Charles Drew was an African-American doctor responsible for discovering crucial techniques for the storage of blood to be used for future transfusions. His work led to the widespread use of blood banks.
Charles Drew attended Columbia University in New York City, where he studied the properties of blood for the use of transfusions. He discovered that the separation of red blood cells and plasma allowed for the substances to be frozen and preserved, allowing them to be used for transfusion when needed.

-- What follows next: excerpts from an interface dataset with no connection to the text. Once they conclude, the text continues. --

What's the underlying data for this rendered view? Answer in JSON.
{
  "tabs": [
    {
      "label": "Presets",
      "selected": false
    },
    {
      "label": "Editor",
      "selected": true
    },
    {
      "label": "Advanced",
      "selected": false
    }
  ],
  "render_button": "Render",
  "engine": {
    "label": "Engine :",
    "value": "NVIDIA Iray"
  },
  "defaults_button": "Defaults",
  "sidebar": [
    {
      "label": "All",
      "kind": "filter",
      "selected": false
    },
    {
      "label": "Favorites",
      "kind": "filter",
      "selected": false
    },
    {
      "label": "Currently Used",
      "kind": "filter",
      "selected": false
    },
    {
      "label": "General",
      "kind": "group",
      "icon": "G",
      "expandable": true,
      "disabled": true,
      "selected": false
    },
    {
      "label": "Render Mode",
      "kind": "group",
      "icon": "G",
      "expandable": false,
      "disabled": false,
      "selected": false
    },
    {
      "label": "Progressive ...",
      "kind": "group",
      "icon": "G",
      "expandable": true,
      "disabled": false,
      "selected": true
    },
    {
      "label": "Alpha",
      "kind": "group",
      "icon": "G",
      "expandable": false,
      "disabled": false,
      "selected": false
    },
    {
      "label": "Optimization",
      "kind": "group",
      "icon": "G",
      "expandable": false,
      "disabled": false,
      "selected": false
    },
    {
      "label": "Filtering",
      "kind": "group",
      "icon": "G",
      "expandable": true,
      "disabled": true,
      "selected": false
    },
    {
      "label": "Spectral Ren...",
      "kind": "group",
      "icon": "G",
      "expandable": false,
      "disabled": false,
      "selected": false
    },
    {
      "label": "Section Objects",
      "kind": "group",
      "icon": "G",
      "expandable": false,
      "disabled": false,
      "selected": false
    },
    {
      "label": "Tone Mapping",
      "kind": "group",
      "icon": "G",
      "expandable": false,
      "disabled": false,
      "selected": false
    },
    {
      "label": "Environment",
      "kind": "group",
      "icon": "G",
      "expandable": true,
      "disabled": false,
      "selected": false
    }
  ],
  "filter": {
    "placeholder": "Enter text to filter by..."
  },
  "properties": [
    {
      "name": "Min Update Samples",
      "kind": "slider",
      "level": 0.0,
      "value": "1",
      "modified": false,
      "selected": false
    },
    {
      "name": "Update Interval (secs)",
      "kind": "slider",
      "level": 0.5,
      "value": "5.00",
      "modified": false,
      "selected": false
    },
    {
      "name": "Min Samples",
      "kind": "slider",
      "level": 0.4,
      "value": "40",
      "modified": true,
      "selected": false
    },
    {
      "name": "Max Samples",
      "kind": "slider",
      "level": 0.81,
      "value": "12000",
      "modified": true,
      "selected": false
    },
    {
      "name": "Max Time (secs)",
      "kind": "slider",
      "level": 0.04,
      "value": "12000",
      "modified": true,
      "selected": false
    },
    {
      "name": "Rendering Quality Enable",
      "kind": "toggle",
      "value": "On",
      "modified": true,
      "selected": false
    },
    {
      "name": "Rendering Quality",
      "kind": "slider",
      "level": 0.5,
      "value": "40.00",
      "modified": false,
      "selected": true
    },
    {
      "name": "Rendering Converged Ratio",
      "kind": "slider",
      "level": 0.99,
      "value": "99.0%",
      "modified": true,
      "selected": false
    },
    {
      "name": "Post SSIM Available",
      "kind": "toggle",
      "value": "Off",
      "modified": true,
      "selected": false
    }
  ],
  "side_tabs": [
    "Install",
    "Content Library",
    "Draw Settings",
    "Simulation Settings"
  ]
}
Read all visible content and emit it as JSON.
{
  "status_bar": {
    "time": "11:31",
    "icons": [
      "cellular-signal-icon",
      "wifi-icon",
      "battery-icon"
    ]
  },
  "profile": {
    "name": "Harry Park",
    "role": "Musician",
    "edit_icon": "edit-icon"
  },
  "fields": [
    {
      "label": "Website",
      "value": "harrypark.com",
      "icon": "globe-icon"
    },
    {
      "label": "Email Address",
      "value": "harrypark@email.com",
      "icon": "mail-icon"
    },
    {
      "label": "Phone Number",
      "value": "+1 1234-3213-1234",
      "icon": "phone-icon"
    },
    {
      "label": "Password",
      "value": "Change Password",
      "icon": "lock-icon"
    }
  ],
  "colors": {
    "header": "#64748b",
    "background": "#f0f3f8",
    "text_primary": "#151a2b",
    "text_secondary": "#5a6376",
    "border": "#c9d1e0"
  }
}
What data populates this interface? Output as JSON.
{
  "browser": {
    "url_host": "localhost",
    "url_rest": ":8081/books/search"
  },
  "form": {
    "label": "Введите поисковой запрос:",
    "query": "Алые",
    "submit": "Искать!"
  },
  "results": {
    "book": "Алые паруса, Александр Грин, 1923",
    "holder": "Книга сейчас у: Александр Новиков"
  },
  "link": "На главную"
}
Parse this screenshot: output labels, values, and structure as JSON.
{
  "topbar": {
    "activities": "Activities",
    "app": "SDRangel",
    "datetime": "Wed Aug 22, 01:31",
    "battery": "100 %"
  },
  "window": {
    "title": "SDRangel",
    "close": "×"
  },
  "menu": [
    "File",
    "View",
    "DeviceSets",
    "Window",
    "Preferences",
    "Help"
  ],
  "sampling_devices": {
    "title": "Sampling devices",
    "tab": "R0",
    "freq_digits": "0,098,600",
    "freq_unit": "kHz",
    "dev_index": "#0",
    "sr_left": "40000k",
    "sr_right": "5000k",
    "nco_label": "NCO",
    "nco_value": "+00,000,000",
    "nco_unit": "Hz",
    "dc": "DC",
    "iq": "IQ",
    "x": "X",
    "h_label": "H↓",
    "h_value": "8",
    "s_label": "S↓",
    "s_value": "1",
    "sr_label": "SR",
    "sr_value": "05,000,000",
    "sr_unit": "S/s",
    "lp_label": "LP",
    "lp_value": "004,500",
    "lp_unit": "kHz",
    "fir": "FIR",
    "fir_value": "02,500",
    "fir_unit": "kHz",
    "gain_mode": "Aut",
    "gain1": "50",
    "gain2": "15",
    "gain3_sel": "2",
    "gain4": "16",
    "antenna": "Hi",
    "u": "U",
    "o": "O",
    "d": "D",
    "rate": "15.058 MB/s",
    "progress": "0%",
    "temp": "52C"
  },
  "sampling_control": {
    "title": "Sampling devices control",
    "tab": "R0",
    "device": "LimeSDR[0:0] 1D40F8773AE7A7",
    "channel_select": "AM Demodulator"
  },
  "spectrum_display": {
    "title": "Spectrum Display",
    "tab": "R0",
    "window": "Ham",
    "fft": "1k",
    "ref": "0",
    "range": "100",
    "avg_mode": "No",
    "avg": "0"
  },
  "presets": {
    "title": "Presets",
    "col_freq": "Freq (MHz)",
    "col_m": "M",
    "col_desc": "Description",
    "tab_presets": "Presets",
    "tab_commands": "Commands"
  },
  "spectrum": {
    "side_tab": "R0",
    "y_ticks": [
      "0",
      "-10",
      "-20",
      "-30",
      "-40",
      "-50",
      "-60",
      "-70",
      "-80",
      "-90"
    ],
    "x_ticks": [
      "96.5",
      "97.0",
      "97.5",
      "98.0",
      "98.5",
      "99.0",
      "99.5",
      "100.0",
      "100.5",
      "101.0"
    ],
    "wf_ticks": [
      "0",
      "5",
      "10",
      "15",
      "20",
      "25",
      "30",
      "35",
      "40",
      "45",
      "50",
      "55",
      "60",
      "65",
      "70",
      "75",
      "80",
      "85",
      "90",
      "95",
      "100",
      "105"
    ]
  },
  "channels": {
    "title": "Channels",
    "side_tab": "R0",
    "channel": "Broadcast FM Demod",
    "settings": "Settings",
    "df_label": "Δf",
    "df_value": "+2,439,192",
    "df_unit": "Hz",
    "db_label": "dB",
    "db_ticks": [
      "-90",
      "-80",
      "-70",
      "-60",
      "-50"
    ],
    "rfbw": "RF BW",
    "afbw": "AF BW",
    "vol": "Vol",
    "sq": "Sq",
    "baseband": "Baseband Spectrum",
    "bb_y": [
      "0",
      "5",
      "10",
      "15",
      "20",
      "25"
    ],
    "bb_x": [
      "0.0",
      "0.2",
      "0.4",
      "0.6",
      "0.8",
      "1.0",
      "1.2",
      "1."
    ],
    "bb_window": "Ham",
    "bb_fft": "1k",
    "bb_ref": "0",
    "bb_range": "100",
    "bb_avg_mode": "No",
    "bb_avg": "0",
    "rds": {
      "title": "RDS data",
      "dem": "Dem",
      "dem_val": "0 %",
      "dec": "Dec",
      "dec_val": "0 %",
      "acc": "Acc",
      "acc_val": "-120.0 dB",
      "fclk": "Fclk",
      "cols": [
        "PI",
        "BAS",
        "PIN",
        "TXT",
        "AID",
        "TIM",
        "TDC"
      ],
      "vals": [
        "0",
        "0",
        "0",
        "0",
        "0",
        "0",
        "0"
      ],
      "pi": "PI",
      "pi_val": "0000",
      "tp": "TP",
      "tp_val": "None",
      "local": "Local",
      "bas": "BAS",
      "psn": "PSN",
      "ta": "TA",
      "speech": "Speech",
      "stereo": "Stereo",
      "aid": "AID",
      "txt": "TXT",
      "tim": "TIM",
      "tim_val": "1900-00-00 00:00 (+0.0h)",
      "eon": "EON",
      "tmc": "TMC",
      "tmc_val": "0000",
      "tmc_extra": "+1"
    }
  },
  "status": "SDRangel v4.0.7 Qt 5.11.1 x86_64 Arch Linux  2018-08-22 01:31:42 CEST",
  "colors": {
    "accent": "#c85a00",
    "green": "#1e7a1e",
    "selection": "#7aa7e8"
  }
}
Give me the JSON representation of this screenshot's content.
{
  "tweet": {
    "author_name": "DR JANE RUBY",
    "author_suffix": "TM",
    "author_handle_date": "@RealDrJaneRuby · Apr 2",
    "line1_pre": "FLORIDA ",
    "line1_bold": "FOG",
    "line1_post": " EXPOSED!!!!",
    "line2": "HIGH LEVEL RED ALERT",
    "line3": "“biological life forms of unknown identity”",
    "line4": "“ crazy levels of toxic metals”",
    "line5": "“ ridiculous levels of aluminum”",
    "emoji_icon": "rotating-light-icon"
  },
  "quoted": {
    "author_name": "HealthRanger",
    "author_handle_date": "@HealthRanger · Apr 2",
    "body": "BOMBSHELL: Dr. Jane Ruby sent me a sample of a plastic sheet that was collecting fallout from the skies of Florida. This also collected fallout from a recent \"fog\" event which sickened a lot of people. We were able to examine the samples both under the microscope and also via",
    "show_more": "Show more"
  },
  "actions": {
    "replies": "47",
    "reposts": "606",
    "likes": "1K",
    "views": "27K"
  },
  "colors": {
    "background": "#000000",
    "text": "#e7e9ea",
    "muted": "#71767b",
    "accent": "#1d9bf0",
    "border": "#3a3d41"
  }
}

He was also the founder and director of the American Red Cross blood bank and blood drive called Blood For Britain, which was intended to provide blood supplies to British troops during World War II.